▸ **Action item**: Lines containing "List": state how many there are in these entries, and write only that number.

▸ **Exercise data**:

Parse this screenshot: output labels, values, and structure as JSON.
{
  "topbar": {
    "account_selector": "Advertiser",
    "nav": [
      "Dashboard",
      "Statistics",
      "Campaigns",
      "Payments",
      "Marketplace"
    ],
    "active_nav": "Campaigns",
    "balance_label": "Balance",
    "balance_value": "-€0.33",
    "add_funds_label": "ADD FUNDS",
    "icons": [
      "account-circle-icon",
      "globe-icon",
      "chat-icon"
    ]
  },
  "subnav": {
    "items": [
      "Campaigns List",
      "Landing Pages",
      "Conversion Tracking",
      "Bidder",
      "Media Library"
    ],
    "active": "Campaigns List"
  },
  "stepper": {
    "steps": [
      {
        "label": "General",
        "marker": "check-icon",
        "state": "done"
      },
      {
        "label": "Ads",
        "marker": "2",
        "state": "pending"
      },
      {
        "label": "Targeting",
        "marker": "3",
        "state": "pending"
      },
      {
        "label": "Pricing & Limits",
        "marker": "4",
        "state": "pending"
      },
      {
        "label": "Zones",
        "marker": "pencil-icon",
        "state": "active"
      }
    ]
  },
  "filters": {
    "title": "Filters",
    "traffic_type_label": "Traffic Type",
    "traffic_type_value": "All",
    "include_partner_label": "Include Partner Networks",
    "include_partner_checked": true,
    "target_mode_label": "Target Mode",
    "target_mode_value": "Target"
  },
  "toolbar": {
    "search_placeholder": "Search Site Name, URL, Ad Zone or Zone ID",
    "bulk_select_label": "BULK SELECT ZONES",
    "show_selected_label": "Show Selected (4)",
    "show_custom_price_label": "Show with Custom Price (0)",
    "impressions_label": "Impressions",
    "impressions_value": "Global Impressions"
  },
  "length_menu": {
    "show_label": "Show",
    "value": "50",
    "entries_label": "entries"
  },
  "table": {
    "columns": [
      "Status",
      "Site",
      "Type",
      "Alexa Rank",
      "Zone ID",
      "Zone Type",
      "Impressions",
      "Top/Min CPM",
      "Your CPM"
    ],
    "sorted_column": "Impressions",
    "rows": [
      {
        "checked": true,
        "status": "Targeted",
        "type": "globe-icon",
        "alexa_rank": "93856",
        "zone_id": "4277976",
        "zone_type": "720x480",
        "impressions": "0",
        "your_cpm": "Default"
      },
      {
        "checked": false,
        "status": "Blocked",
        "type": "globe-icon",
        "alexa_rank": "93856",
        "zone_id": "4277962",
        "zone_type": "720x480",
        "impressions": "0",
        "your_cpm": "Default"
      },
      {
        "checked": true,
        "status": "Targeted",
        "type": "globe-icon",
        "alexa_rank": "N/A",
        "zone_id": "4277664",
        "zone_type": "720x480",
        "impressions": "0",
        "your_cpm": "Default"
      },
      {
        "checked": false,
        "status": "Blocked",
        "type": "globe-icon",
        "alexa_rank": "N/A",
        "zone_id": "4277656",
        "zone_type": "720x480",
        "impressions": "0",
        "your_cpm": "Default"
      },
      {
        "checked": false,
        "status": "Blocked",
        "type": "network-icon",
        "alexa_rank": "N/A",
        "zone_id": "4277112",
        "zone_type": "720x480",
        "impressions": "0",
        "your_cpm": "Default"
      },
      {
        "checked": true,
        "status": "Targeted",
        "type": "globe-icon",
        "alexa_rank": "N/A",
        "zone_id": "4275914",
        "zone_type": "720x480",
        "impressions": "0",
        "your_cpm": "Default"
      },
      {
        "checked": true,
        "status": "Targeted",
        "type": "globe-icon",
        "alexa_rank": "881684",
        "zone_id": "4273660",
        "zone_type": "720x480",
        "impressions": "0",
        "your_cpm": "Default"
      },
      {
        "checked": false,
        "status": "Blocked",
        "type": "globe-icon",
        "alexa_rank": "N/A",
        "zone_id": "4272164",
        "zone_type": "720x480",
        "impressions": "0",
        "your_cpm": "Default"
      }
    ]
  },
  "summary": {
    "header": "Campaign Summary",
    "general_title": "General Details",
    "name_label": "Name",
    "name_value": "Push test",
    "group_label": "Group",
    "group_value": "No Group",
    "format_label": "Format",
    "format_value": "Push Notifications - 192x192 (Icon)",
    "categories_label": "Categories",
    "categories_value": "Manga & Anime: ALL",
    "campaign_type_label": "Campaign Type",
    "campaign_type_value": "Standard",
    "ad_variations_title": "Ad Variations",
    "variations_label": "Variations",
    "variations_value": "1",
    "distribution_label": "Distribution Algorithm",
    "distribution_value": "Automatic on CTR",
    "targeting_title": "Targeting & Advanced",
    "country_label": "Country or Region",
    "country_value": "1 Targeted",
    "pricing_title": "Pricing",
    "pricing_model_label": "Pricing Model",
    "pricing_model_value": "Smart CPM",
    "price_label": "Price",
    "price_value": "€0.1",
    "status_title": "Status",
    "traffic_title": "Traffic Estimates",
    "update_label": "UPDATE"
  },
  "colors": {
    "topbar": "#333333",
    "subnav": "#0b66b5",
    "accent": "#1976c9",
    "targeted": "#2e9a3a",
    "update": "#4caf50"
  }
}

▸ **Written solution**: 2